[Opening EXERCISE INPUT section]

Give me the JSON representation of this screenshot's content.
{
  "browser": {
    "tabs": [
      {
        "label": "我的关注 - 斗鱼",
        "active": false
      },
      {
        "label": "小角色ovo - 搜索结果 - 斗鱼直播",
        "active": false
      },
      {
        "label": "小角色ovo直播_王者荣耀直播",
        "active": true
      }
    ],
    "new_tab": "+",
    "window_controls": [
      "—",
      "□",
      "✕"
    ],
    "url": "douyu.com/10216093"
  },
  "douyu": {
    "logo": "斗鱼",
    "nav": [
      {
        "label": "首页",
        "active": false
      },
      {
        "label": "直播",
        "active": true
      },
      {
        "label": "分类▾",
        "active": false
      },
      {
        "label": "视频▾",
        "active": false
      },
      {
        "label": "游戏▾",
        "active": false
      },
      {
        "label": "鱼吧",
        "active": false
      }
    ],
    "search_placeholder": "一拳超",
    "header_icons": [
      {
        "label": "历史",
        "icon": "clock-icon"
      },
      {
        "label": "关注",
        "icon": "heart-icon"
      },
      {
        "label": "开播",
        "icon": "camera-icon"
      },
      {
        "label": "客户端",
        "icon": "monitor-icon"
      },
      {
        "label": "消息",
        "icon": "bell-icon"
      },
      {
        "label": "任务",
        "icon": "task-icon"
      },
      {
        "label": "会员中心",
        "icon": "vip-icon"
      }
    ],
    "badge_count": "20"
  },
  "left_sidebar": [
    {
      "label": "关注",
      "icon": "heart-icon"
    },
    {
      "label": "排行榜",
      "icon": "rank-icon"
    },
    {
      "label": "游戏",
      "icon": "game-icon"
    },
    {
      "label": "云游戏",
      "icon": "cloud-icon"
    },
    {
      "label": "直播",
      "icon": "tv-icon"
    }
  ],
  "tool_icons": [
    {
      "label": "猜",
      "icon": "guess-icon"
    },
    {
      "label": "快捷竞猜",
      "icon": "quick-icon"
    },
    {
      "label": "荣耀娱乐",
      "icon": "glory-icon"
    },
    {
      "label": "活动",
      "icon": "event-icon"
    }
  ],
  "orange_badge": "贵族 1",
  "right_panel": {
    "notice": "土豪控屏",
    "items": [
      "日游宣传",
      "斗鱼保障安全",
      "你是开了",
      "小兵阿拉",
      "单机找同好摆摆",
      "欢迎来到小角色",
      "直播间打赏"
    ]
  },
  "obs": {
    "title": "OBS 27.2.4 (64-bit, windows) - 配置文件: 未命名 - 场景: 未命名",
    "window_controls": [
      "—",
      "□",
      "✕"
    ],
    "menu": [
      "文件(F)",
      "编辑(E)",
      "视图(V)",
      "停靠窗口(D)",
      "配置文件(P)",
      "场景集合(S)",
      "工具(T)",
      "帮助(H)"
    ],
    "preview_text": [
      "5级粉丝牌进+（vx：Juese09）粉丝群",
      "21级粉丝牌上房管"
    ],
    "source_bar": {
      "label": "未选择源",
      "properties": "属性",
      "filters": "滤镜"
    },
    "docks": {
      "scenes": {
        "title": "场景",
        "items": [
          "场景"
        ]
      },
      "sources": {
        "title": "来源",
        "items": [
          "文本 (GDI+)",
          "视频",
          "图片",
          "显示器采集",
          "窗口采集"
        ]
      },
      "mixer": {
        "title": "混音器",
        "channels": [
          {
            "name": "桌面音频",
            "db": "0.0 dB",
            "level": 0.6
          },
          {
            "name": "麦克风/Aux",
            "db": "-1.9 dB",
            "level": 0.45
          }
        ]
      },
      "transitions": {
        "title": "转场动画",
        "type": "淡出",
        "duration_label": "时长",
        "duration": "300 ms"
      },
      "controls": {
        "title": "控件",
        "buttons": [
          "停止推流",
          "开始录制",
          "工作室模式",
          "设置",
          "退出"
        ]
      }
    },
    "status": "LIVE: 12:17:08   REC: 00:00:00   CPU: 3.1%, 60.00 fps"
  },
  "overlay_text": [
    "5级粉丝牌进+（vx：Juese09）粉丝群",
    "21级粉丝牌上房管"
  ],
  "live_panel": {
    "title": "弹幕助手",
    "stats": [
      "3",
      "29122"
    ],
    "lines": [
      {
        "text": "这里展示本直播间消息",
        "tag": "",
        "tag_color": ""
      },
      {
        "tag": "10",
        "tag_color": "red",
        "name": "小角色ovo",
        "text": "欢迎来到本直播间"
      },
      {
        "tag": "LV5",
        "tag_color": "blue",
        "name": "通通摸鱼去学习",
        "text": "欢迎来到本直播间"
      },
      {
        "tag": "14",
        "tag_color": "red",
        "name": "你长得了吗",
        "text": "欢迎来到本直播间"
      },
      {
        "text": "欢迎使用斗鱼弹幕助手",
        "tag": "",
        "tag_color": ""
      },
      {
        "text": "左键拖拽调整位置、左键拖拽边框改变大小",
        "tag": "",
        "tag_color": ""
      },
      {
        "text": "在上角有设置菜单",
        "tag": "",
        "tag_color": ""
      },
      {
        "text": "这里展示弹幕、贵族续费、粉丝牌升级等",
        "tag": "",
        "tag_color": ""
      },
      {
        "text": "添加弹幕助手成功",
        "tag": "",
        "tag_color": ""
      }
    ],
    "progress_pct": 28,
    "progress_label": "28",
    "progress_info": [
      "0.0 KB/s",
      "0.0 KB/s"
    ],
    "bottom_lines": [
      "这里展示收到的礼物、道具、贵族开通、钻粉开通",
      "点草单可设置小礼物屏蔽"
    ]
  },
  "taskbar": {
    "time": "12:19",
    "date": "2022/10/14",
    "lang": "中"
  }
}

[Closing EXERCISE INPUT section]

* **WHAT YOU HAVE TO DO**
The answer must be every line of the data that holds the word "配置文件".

* **WRITTEN ANSWER**
    "title": "OBS 27.2.4 (64-bit, windows) - 配置文件: 未命名 - 场景: 未命名",
      "配置文件(P)",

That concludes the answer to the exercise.